Polski3's View from Here

Quote of some personal revelence: "Is a dream a lie, that don't come true, or is it something worse?"

Sunday, January 07, 2007

Group Work

I saw awhile back on a teacher blog (sorry, it was back in November and I don't recall which blog it was) about the trials and tribulations of allowing your students to work in groups. Some of the research says that this is important for students because someday they will work in a group. So, they need to start to learn to work together for a common goal. It sounds good, but then again, realistically, many students will not work someday in, say, an engineering team designing the latest MHHM (Martian Human Habitat Module). From what I often see out in the world, it seems most people work solo for the most part, with interactions on occasion with co-workers under the direction of a boss.
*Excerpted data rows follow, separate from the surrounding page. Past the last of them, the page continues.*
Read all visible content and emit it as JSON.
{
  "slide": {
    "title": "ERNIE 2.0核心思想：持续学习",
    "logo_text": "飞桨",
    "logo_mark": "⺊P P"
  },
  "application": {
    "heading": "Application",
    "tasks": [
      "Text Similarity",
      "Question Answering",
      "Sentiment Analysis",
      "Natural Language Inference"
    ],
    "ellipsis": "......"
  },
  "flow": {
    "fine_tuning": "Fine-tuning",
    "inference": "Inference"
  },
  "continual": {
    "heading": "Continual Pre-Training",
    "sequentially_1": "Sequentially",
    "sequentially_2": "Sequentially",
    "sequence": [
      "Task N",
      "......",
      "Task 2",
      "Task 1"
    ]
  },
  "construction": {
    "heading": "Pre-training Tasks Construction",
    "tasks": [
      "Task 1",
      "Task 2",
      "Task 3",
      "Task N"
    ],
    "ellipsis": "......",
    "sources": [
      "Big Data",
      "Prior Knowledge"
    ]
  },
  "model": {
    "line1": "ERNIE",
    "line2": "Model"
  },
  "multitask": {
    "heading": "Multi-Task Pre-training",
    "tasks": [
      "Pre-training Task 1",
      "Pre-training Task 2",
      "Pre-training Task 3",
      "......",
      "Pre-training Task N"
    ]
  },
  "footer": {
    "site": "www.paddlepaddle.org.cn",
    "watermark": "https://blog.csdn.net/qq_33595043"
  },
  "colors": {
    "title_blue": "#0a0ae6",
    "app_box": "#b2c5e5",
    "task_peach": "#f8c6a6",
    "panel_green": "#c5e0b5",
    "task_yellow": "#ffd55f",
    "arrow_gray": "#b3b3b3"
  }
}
Ah, there is a lesson for our students to learn; follow directions from your boss. Anyhow, here is what Polski3 does regarding groups.

Start small...work in pairs, providing explict instructions on the tasks and behavior expectations. Then, when they have more or less mastered pair work, work up to a group of three, then four, constantly reminding them of the task and behavoir expectations.
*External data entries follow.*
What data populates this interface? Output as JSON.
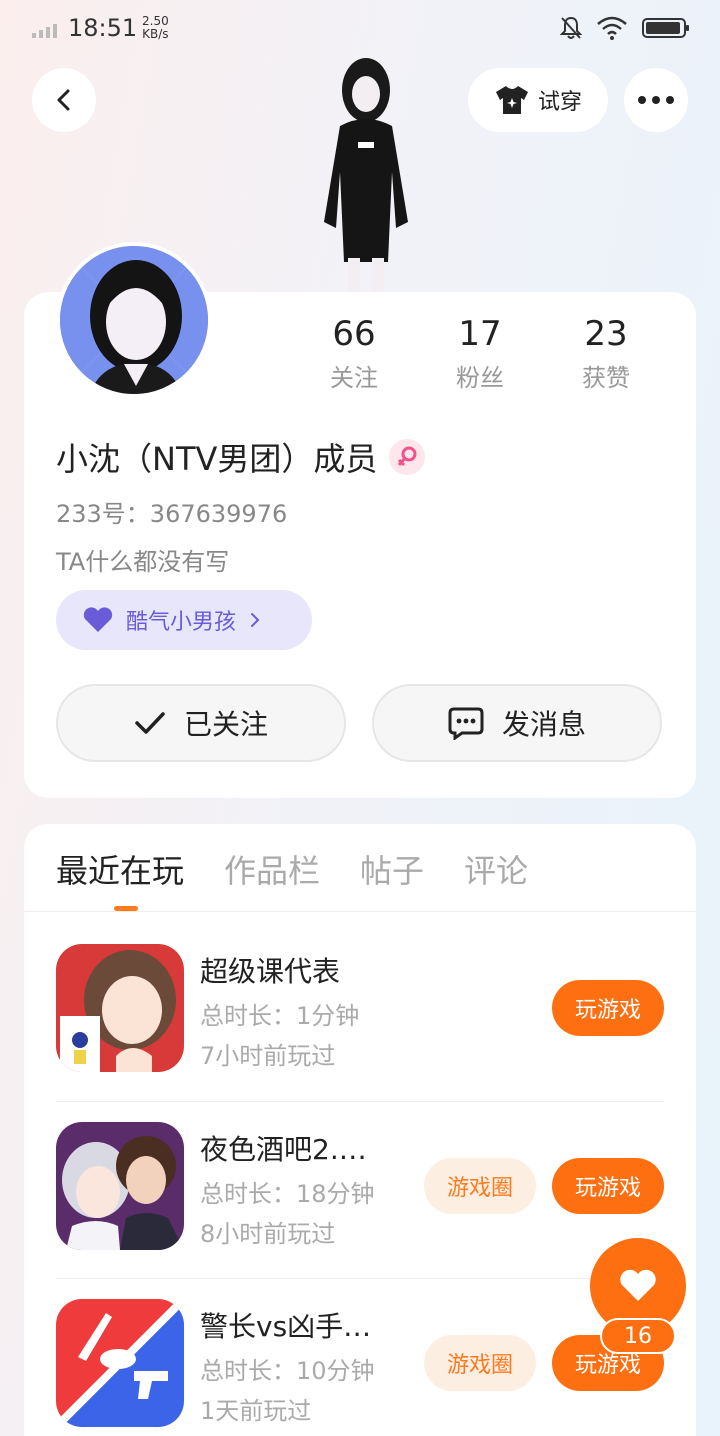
{
  "status_bar": {
    "time": "18:51",
    "speed_value": "2.50",
    "speed_unit": "KB/s",
    "icons": [
      "signal-icon",
      "mute-bell-icon",
      "wifi-icon",
      "battery-icon"
    ]
  },
  "header": {
    "back_icon": "chevron-left-icon",
    "try_on_label": "试穿",
    "try_on_icon": "tshirt-icon",
    "more_icon": "more-dots-icon"
  },
  "profile": {
    "stats": [
      {
        "value": "66",
        "label": "关注"
      },
      {
        "value": "17",
        "label": "粉丝"
      },
      {
        "value": "23",
        "label": "获赞"
      }
    ],
    "nickname": "小沈（NTV男团）成员",
    "gender_icon": "female-icon",
    "uid": "233号：367639976",
    "bio": "TA什么都没有写",
    "tag": {
      "label": "酷气小男孩",
      "icon": "heart-icon"
    },
    "follow_label": "已关注",
    "message_label": "发消息"
  },
  "tabs": [
    {
      "label": "最近在玩",
      "active": true
    },
    {
      "label": "作品栏",
      "active": false
    },
    {
      "label": "帖子",
      "active": false
    },
    {
      "label": "评论",
      "active": false
    }
  ],
  "games": [
    {
      "name": "超级课代表",
      "duration": "总时长：1分钟",
      "last_played": "7小时前玩过",
      "has_circle": false,
      "play_label": "玩游戏"
    },
    {
      "name": "夜色酒吧2.…",
      "duration": "总时长：18分钟",
      "last_played": "8小时前玩过",
      "has_circle": true,
      "circle_label": "游戏圈",
      "play_label": "玩游戏"
    },
    {
      "name": "警长vs凶手…",
      "duration": "总时长：10分钟",
      "last_played": "1天前玩过",
      "has_circle": true,
      "circle_label": "游戏圈",
      "play_label": "玩游戏"
    }
  ],
  "fab": {
    "icon": "heart-icon",
    "count": "16"
  },
  "colors": {
    "accent": "#fd6f10",
    "tag_text": "#6a5cd8",
    "tag_bg": "#e8e6fb"
  }
}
I also teach my students a lesson in choice. In my first group assignment of the school year, I let them choose the group (usually something small, in groups of no more than two or three students) they wish to work with. Many do not make good choices. This lesson is reinforced by their group grade. Many discover that the people they enjoy socializing and messing around with are not the best students or not very capable of keeping to the task. Many groups find that it is usually one member of the group that does the majority of the work. These students, who do most of the work, get admonished by their parent(s) for their poor choices in work-mates. I also get a few parents requesting of me, NOT to let their child ever work with such and such a child because of a variety of reasons. And on several occasions over the years, a few parents have gone so far as to request that their child's schedule is changed to help keep them away from some "evil child". Yes, you can assign specific jobs or roles within the group, but in my experience in social studies (it worked better in science having a team leader, gopher, recorder, equiptment manager) this takes more time in teaching each about their role/job and often seriously cuts into the time you need for getting the activity completed.

From there, my future group activities usually are in groups that I create. And, by that time of the school year, those that will/can will work with others that will/can; those who are not prone to producing in a group situation (or anytime else for that matter) will have the option of working on the project (or a variation of the project), with others like themselves, or solo. I never force a student to work with someone else.

What do you do regarding group activities in your classroom ? Please share it with us.

Thank you for reading my blog. I welcome your comments.